> [Exercise materials]:

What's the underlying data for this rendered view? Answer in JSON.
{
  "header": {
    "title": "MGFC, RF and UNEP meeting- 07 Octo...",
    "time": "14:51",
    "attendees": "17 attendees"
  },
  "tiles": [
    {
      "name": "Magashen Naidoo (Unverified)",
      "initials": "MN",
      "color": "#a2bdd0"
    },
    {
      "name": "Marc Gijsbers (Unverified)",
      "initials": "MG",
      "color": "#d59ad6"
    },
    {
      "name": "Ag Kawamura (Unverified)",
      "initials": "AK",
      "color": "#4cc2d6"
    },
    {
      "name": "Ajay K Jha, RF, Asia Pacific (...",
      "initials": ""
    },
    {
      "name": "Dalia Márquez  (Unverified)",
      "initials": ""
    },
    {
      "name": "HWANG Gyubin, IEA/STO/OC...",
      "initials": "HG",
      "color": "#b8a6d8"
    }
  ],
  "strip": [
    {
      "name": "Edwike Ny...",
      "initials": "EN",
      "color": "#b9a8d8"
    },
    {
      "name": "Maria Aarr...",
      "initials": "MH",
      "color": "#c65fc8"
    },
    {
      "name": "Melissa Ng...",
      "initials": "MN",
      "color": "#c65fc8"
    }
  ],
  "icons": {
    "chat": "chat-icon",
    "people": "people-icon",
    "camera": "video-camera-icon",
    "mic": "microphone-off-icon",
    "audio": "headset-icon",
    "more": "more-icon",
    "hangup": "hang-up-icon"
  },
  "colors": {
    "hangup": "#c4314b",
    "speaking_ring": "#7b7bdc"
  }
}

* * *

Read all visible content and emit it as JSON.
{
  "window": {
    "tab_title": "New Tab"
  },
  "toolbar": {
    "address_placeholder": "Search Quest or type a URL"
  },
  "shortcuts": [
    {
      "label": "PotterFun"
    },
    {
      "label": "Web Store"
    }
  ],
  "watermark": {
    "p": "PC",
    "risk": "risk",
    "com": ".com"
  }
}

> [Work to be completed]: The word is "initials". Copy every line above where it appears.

> [Expected output]:
      "initials": "MN",
      "initials": "MG",
      "initials": "AK",
      "initials": ""
      "initials": ""
      "initials": "HG",
      "initials": "EN",
      "initials": "MH",
      "initials": "MN",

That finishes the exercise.